### What this task involves
Search the data for the word "enim". Reproduce every line where it is found.

### Data shown
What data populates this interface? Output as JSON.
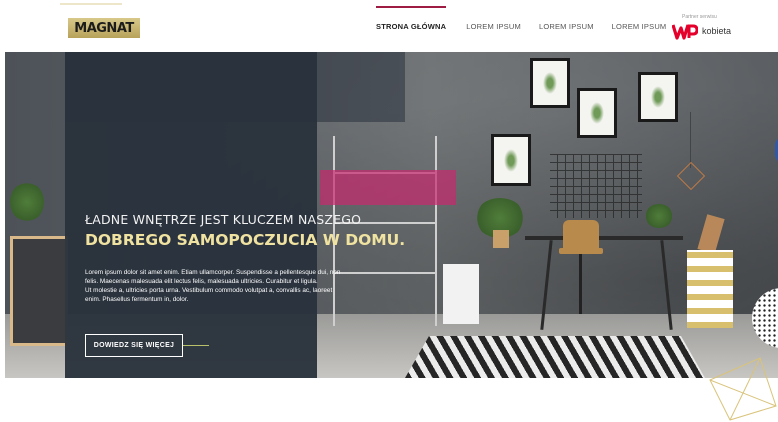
{
  "brand": {
    "logo_text": "MAGNAT",
    "accent_color": "#9e1b42",
    "headline_accent": "#f0e2a0"
  },
  "nav": {
    "items": [
      {
        "label": "STRONA GŁÓWNA",
        "active": true
      },
      {
        "label": "LOREM IPSUM",
        "active": false
      },
      {
        "label": "LOREM IPSUM",
        "active": false
      },
      {
        "label": "LOREM IPSUM",
        "active": false
      }
    ]
  },
  "partner": {
    "label": "Partner serwisu",
    "name": "kobieta",
    "logo": "wp-logo-icon"
  },
  "hero": {
    "headline_line1": "ŁADNE WNĘTRZE JEST KLUCZEM NASZEGO",
    "headline_line2": "DOBREGO SAMOPOCZUCIA W DOMU.",
    "body_lines": [
      "Lorem ipsum dolor sit amet enim. Etiam ullamcorper. Suspendisse a pellentesque dui, non",
      "felis. Maecenas malesuada elit lectus felis, malesuada ultricies. Curabitur et ligula.",
      "Ut molestie a, ultricies porta urna. Vestibulum commodo volutpat a, convallis ac, laoreet",
      "enim. Phasellus fermentum in, dolor."
    ],
    "cta_label": "DOWIEDZ SIĘ WIĘCEJ"
  }
}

### Result for this exercise
      "Lorem ipsum dolor sit amet enim. Etiam ullamcorper. Suspendisse a pellentesque dui, non",
      "enim. Phasellus fermentum in, dolor."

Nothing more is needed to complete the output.